Despite our minimalist digression, we have not forgotten how our COG fashionista interrupted a perfectly delightful lunch to gush over a desert-style minimalist military boot at Vibram’s booth. And Vibram’s hesitancy.
So, we telephoned the manufacturer: Belleville Tactical Research, with some slight trepidation.
No need for secrecy whatsoever.
The boot’s available to the public now at $144.99. Men’s sizes only, but the men’s sizes go really low, so our female COGger’s already got her order in.
- Vibram FiveFingers Bikila shoes
- Merrell’s Barefoot shoes
- Fila Skele-Toes
- Zemgear’s Terra shoe (reviewed COG, August 25)
- Nike’s Free Run shoe
- Trail Life by Ray Jardine (Adventurelore Press, Casa Grande, AZ, 1996, 1999, 2009).
- Born to Run by Christopher McDougall (Alfred A Knopf, NY, 2010).

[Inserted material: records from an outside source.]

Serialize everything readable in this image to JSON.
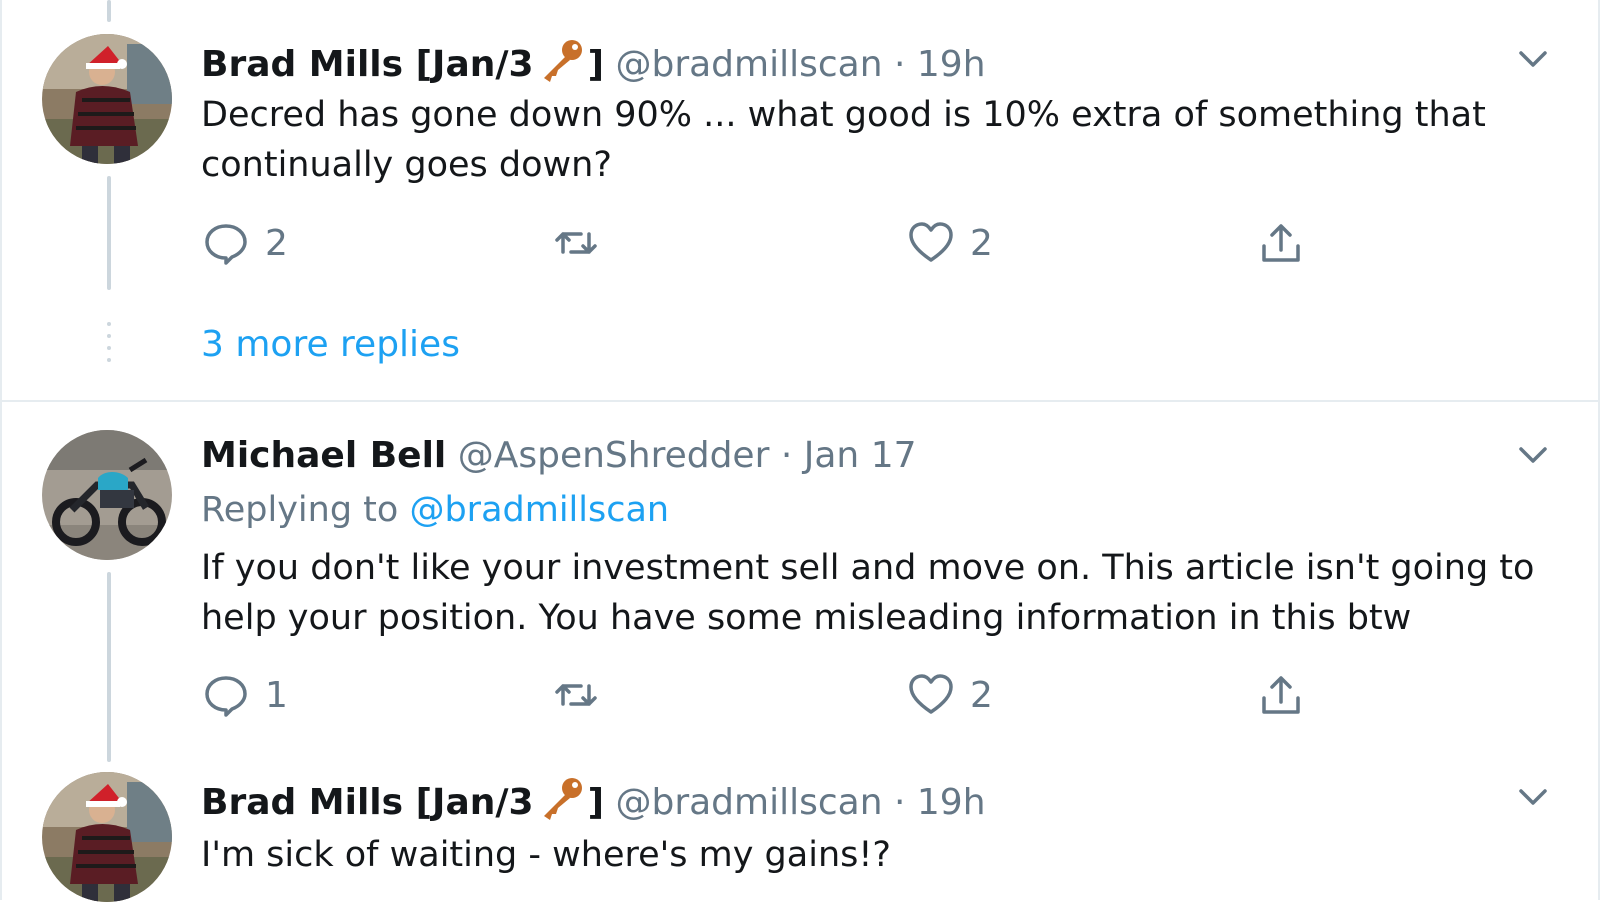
{
  "tweets": [
    {
      "name": "Brad Mills [Jan/3",
      "name_suffix": "]",
      "handle": "@bradmillscan",
      "sep": "·",
      "time": "19h",
      "text": "Decred has gone down 90% ... what good is 10% extra of something that continually goes down?",
      "reply_count": "2",
      "like_count": "2"
    },
    {
      "name": "Michael Bell",
      "handle": "@AspenShredder",
      "sep": "·",
      "time": "Jan 17",
      "replying_label": "Replying to",
      "replying_handle": "@bradmillscan",
      "text": "If you don't like your investment sell and move on. This article isn't going to help your position. You have some misleading information in this btw",
      "reply_count": "1",
      "like_count": "2"
    },
    {
      "name": "Brad Mills [Jan/3",
      "name_suffix": "]",
      "handle": "@bradmillscan",
      "sep": "·",
      "time": "19h",
      "text": "I'm sick of waiting - where's my gains!?"
    }
  ],
  "more_replies": "3 more replies",
  "icons": {
    "reply": "reply-icon",
    "retweet": "retweet-icon",
    "like": "heart-icon",
    "share": "share-icon",
    "caret": "chevron-down-icon",
    "key": "key-emoji-icon"
  },
  "colors": {
    "link": "#1da1f2",
    "muted": "#657786",
    "text": "#14171a",
    "border": "#e6ecf0",
    "key": "#c8702a"
  }
}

- The Barefoot Running Book, Jason Robillard, Barefoot Running Press, Allendale. MI. 2010.
- Play Power by Richard Neville (Random House, NY, 1970)
- Go-Lite Company, ultra-lightweight outdoor and travel gear.
- Mont Blanc Ultra Trail, ultra-marathon endurance race, France
- Belleville Tactical Research, MiniMil, ultra-light, desert boot ($119.99)
- Ron Rico 151 Rum.
- Mont Blanc Ultra Trail, ultra-marathon endurance race (103 miles, 31,168 feet vertical gain/loss, 46-hour time limit, winning time doesn’t rest).